As each new season begins, have in the back of your mind at least one go-to meal -- something that's not terribly expensive, easy to pull together, and foolproof. One example: pasta, a great salad, bread, a nice bottle of wine, and ice cream for dessert. Armed with that plan, you're halfway to a dinner party. Then, just make a phone call. You'll be surprised -- people are delighted by an impromptu invitation.
Here's how to prep before the first guest arrives.
Pull together your favorite serving pieces and utensils and place them in a special spot for a stress-free holiday. Rosanna recommends you gather:
-- An oval serving tray
-- A couple 8-inch bowls for side dishes
-- A large bowl for salad
-- A low pasta bowl
-- A few platters for cookies
Gather all the little tools a good hostess needs before you've got a table full of guests waiting for you to open the wine. Include matches or a lighter, a candle snuffer, a corkscrew, a wine bottle collar, etc. Put it all in a lidded box or basket that's pretty enough to leave out during your party.

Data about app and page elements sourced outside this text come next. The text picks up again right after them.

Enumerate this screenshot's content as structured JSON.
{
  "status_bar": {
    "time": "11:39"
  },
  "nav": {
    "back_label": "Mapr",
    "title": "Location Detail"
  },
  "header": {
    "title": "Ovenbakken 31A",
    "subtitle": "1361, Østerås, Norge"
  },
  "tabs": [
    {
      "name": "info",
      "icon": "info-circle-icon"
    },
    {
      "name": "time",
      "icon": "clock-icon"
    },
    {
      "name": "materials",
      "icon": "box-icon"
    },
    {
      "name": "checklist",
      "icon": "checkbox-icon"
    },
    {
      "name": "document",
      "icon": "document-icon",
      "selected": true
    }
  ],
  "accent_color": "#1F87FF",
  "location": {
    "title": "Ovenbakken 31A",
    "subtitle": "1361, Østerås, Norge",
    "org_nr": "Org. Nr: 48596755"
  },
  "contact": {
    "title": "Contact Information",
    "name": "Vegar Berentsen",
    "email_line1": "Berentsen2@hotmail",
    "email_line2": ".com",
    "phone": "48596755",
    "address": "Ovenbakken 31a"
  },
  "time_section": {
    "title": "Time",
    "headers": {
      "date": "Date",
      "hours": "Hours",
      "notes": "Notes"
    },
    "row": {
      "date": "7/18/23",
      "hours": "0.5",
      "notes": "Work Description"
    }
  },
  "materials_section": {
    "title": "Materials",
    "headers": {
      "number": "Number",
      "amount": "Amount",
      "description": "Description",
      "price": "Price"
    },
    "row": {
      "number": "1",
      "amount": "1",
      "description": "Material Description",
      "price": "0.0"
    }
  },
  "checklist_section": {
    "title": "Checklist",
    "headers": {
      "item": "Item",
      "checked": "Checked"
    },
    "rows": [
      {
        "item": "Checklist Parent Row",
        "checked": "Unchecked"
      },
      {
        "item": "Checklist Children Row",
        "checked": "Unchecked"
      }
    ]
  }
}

Give the restroom your guests will use a little preparty TLC. After a thorough cleaning, make sure it's stocked with plenty of toilet and facial tissue. Then lay out a fresh hand towel, great-smelling hand soap, a scented candle or two, and a bunch of flowers. A small bowl of packaged mints is a nice touch, too.
The table can be the centerpiece of conversation -- make yours special (without the stress) with simple embellishments.
Stumped for a holiday centerpiece? Don't be. Red carnations are the answer. They're cheap, festive for Christmas, and practically foolproof. Buy two or three dozen at the grocery store, cut the stems short, and bunch a few together in sugar bowls placed all around the dinner table. Or mass up 24 of them in a vase. They're inexpensive and last longer than roses. Just remember to change the water every couple of days and give the stems a fresh cut.
For an easy, inexpensive table decoration, use spools of ribbon. Good-quality, wide satin ribbon can transform even a white tablecloth and white dishes into something festive and fun. Run several strands down the center of the table, tie ribbons around napkins or glass cylinders full of flowers, or make simple bows for the backs of chairs.
Rosanna's Tip: When the party is over, iron the ribbon and roll the pieces back onto a spool so you can reuse them.
Details can make the scene -- prep a pretty party with these basics.
Hate ironing tablecloths? Here's how to cut the job in half:
-- Wash your tablecloth
-- Machine-dry it for only about five minutes
-- Take it out while it's still damp and hang it over the shower rod
-- Pull the edges of the cloth tight to smooth out the wrinkles and let it air dry
-- Store it folded over a plastic or wooden hanger (not wire, which will leave a crease)
Of the dozens of different styles of glasses out there, all you really need are red wine and water glasses. Stems are optional on the water glasses, but they should be something a little dressier than your everyday glasses. Use the wine glasses for both white and red wine; use water glasses to serve iced tea, milk, or even tall mixed drinks. Make sure you try them in person before you buy. A glass should feel good in your hand and on your lip. The thinner the glass the better -- but not so flimsy that it will break easily or won't survive the dishwasher.
Rosanna's Tip: Crate and Barrel has the best, most affordable selection of glasses.
With a home prepped for a party and the table settings figured out, there are only a few more things to check off your planning list.
Fresh winter greenery makes your house look and smell like it's ready for Christmas, but you don't have to have an elaborate garland or expensive wreath to get the effect. Just clip small branches from the back of your Christmas tree, snag them from your yard, or scoop them up off the ground where you buy your tree (ask first, of course). Crush the cut ends with a hammer so they'll take in water better; stand the branches up in sturdy, high-sided vases; and set them out all around the house. They'll scent the air and delight your guests -- all for a fraction of what fresh flowers cost.
Rosanna's Tip: Try the same idea in spring with flowering branches, in summer with hosta leaves, and in fall with turning leaves.
Before the first guest arrives, dim the overhead lights, light a few candles, and put on some music. (Not only will it make everybody -- hostess included -- feel more relaxed and festive, but low light masks a less-than-perfectly clean house.) Jazz, classical, opera, and instrumental movie soundtracks are great choices for dinner music. Or tune into Internet radio sites such as pandora.com or stereomood.com, which will play an evening's worth of just about any kind of music you want, and you won't have to worry about changing CDs.